[App and web page records]
◇ ◇ ◇

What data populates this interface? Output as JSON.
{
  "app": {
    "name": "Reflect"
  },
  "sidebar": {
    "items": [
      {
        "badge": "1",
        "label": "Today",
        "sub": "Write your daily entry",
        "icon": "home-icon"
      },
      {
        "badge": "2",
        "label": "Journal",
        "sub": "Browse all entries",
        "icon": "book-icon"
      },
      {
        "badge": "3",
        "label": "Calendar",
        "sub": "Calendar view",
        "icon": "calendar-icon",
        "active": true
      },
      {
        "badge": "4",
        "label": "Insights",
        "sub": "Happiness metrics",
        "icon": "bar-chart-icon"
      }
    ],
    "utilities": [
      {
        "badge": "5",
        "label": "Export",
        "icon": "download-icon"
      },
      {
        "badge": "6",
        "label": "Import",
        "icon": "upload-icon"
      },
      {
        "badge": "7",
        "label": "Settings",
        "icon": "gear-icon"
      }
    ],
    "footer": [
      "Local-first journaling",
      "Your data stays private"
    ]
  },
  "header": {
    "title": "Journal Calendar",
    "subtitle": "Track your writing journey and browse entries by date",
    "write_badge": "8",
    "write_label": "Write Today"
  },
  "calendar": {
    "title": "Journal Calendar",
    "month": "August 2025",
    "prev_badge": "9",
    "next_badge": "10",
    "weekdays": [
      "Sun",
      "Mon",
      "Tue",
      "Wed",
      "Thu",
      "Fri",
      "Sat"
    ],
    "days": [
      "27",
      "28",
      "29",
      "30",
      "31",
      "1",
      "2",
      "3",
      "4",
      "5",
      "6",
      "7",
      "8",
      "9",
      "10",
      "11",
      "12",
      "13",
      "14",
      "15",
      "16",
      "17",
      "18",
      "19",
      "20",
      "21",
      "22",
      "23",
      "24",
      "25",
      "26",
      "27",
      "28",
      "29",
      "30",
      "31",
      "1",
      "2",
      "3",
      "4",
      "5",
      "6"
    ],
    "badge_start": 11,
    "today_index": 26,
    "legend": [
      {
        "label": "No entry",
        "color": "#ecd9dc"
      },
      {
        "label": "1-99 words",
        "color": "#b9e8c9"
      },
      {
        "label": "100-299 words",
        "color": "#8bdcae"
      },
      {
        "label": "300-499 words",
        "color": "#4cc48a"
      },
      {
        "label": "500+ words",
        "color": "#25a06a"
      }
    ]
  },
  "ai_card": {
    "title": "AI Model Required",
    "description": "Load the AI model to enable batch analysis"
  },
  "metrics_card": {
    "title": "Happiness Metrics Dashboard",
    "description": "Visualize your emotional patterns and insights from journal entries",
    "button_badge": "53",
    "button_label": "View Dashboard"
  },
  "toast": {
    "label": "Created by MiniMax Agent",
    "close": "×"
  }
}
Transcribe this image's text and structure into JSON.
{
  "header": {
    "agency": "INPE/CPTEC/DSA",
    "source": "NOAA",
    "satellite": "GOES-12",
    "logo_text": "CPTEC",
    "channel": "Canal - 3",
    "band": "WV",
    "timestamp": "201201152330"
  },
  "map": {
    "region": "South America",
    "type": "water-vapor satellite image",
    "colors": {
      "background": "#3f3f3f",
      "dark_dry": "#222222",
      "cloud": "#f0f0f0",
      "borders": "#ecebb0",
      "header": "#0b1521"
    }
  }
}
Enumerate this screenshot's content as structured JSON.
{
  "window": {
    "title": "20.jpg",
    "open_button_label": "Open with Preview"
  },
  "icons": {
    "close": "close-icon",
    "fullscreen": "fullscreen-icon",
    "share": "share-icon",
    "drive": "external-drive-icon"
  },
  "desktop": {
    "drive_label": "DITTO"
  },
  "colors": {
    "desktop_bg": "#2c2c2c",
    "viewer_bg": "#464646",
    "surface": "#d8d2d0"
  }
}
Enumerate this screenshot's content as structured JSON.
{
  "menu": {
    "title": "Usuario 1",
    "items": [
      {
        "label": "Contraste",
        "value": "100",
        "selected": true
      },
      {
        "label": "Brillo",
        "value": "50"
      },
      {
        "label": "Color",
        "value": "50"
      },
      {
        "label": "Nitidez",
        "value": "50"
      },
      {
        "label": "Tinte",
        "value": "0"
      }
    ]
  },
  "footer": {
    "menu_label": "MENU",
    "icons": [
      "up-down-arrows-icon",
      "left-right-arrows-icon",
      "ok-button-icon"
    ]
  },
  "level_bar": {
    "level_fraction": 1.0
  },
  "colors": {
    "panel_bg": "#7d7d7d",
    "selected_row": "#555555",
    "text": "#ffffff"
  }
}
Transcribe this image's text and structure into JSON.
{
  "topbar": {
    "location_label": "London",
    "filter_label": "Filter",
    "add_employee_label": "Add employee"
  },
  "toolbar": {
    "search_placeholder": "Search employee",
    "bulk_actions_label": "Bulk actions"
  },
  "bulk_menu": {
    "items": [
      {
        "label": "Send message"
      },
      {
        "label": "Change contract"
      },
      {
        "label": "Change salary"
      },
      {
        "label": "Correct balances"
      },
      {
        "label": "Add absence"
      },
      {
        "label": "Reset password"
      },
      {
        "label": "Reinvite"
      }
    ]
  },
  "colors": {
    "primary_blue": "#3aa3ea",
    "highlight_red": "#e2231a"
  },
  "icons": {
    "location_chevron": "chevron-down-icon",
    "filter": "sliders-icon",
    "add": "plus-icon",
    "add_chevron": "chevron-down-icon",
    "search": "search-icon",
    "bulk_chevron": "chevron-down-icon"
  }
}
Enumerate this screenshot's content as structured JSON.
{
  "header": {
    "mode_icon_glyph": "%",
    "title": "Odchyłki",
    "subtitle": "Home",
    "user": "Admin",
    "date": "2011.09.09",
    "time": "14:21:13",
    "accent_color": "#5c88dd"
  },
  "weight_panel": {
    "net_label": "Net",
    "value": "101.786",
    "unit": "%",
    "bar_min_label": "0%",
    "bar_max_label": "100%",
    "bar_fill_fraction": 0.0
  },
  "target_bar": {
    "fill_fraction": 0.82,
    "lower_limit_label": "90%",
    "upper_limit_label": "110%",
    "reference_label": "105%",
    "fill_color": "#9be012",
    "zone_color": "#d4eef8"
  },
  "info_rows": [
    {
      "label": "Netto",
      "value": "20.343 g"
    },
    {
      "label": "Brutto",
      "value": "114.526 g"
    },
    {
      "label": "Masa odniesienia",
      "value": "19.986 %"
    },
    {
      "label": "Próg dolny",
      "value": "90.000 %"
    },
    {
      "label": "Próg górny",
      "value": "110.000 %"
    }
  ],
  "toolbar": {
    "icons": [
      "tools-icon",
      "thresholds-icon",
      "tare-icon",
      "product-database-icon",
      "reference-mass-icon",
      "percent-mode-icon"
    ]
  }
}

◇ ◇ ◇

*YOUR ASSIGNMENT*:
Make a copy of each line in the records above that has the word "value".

*RESPONSE FOR THIS EXERCISE*:
        "value": "100",
        "value": "50"
        "value": "50"
        "value": "50"
        "value": "0"
    "value": "101.786",
      "value": "20.343 g"
      "value": "114.526 g"
      "value": "19.986 %"
      "value": "90.000 %"
      "value": "110.000 %"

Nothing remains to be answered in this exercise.